In a statement, payday loan provider Advance America stated it gives service to individuals who require usage of money through borrowing.
вЂњRestrictions would do absolutely nothing to address South CaroliniansвЂ™ extremely real monetary requirements. Their requirement for credit wouldn’t normally vanish, simply this regulated borrowing choice would,вЂќ an organization agent had written in a declaration. The declaration known its borrowers as вЂњhardworking families.вЂќ
States would be the вЂbattlegroundвЂ™
In accordance with Standaert, federal degree legislation on these high-interest loans stays sparse, particularly in modern times. Throughout the national government, guidelines had been founded for loan providers to evaluate borrowersвЂ™ ability to settle the loans that are high-interest. The guidelines had been set to get into impact 2019, but now they have been delayed until at least November 2020 august. Previous GOP S.C. Congressman Mick Mulvaney aided wait the principles as he led the customer Financial Protection Bureau, and U.S. Sen. Lindsey Graham, R-S.C., has filed legislation that could repeal those protections that are still-unrealized Standaert said.

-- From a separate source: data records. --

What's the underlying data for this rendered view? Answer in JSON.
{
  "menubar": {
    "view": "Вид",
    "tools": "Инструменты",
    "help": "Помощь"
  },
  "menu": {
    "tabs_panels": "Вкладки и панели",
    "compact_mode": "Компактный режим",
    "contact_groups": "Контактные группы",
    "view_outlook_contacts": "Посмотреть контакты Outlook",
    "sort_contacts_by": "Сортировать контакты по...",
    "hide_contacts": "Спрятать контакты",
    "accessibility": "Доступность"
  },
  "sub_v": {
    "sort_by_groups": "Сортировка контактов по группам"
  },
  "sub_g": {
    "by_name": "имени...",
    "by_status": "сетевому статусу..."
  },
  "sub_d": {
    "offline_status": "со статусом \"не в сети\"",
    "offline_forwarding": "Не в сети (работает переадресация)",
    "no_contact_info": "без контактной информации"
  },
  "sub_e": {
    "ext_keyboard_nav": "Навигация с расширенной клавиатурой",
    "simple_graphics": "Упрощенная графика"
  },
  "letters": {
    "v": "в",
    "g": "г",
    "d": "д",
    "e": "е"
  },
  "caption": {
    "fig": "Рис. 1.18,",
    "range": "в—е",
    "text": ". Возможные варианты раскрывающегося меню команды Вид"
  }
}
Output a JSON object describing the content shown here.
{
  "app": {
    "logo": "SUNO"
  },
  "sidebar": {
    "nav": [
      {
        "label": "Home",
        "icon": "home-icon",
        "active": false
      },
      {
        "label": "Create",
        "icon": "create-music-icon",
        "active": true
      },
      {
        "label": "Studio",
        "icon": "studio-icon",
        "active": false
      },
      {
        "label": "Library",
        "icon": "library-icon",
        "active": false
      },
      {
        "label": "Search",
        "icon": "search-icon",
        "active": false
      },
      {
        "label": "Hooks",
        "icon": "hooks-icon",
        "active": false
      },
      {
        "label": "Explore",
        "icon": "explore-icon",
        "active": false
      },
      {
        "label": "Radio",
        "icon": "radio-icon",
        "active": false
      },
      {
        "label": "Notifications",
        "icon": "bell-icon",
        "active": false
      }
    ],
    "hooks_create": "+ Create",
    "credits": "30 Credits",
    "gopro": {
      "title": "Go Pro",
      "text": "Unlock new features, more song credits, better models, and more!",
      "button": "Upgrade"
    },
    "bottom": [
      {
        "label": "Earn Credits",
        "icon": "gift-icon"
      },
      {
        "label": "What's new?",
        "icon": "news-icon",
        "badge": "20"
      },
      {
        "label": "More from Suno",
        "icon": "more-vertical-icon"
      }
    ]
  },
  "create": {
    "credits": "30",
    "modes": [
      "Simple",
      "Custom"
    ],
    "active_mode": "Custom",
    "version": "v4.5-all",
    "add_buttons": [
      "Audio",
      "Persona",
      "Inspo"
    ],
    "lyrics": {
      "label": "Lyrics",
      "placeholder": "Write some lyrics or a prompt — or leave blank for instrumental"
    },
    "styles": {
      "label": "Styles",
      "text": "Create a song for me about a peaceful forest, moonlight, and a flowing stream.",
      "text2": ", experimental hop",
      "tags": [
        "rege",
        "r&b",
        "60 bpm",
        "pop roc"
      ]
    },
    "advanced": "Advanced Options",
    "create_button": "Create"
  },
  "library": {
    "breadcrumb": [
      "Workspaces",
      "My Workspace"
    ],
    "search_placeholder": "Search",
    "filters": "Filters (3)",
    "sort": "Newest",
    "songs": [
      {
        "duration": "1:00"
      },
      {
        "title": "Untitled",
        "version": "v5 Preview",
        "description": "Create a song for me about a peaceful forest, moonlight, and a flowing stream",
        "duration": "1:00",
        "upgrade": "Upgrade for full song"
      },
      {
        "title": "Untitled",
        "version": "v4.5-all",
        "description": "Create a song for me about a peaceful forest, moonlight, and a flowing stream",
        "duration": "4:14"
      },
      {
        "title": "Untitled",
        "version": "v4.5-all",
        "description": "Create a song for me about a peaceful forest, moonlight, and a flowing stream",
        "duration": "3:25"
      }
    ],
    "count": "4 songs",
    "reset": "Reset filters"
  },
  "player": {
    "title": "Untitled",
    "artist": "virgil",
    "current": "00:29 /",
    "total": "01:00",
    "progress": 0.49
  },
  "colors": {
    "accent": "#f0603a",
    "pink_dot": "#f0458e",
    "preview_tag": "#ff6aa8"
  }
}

She called the federal actions вЂњa big present into the payday and vehicle name lenders,вЂќ incorporating it had been as much as state policy as to how much cash is вЂњdrainedвЂќ from low-income communities.
вЂњStates have actually long been the battleground for customer security on these problems. They’ve been placed to do this,вЂќ Standaert stated . вЂњItвЂ™s a matter of just just what their state legislature claims is acceptable.вЂќ
South Carolina is one of 34 states that allow loan providers to charge triple-digit prices.
According to the report, 16 states together with District of Columbia have interest caps of approximately 36 per cent percentage that is annual (APR). Federally, loan providers are not permitted to charge families that are military than 36 per cent interest.
In South Carolina, payday and automobile title lending legislation falls beneath the S.C. Department of customer Affairs, that also regulates pawn stores. The 2 financing kinds are controlled differently, based on division administrator Carrie Grube-Lybarker.
Within the last two decades, two bits of legislation passed the typical Assembly and вЂњtightenedвЂќ laws from the financing methods, she stated.